In the past two weeks, our neighbors in both South Dakota and Kansas have taken important first steps toward abolishing the failed death penalty system in their states.
To the north, South Dakotans for Alternatives to the Death Penalty is currently mounting a repeal effort in South Dakota’s 2014 legislative session. SDADP’s director, Deacon Denny Davis, believes that recent executions, the first in the state in decades, have brought much-needed attention to the debate. He sees an opportunity to bring more people and support to their effort to repeal the death penalty in South Dakota.
Davis, who lived in South Sioux City, NE before his retirement, became the director of South Dakotans for Alternatives to the Death Penalty just last year. He met with state officials and received positive feedback before helping draft the bill that will be presented to the legislature this year.
“My efforts have nothing to do with argument or criticism,” Davis said. “I simply ask this question: Do we have to kill human beings who murder?”
Read more from Deacon Davis’ recent editorial on his opposition to the death penalty here.
Meanwhile, to the south, the Kansas Senate Judiciary Committee heard arguments from supporters of death penalty abolition, including murder victims’ family members, death row exonerees, and Archbishop Joseph Naumann, head of the Catholic Archdiocese of Kansas City. The Kansas Coalition Against the Death Penalty is supporting a bill in the legislature this year that would abolish the death penalty in the state of Kansas.
One victim’s family member asked the committee why the state’s resources were being spent on death penalty cases rather than on investigating unsolved crimes and supporting the families of victims. The committee also heard testimony from death row exoneree Curtis McCarty, who spent 19 years on death row in Oklahoma before DNA evidence proved his innocence.
In addition, a member of the Kansas Judicial Council, a group of legal professionals and researchers, presented the group’s research findings in support of the bill. The Council found that, on average, death penalty trials in Kansas cost 3-4 times more than any other type of trial. This is partially due to the fact that the time needed for death penalty trials is more than twice what is needed for life sentence trials: 39.8 days compared to 16.8, on average. Additionally, the group found that the state Supreme Court spends 5-20 times as much time considering death sentence appeals as it does considering life sentence cases.
Representative Anthony Brown encouraged fellow Republicans to support repeal based on their shared pro-life stance. “If we continue to have a death penalty law on the books, to me that challenges at least my position as a pro-life legislator, or former legislator,” he said.

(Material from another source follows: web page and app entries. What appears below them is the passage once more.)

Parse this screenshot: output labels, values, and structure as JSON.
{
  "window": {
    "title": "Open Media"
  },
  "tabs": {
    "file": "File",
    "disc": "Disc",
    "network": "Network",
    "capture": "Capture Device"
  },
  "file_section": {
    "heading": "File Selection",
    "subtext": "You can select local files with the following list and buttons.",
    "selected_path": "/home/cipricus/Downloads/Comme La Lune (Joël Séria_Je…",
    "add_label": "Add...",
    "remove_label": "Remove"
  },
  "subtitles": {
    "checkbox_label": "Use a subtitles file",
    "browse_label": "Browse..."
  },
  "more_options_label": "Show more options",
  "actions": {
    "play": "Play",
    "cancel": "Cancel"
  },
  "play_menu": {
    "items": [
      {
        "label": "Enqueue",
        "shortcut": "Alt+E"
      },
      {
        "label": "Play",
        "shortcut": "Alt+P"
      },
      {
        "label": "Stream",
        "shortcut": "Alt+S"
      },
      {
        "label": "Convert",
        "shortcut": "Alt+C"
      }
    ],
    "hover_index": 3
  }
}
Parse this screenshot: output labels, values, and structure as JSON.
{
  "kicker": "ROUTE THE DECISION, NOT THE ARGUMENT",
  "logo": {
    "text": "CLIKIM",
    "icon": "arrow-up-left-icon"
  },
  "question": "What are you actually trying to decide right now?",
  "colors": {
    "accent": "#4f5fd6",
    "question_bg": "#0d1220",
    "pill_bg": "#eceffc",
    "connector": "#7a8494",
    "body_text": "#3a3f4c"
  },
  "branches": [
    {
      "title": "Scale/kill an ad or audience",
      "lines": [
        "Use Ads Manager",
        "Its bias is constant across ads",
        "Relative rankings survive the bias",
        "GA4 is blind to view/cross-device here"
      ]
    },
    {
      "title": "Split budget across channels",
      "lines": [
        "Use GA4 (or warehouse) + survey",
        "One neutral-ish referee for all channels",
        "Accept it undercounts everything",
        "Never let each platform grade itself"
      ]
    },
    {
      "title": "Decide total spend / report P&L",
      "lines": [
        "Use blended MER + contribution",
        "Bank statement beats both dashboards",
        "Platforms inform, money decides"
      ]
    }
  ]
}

Be sure to let your friends in Kansas and South Dakota know to be in touch with their legislators during the next few weeks, and please remind your Nebraska state senator that you want to see the death penalty repealed in our state!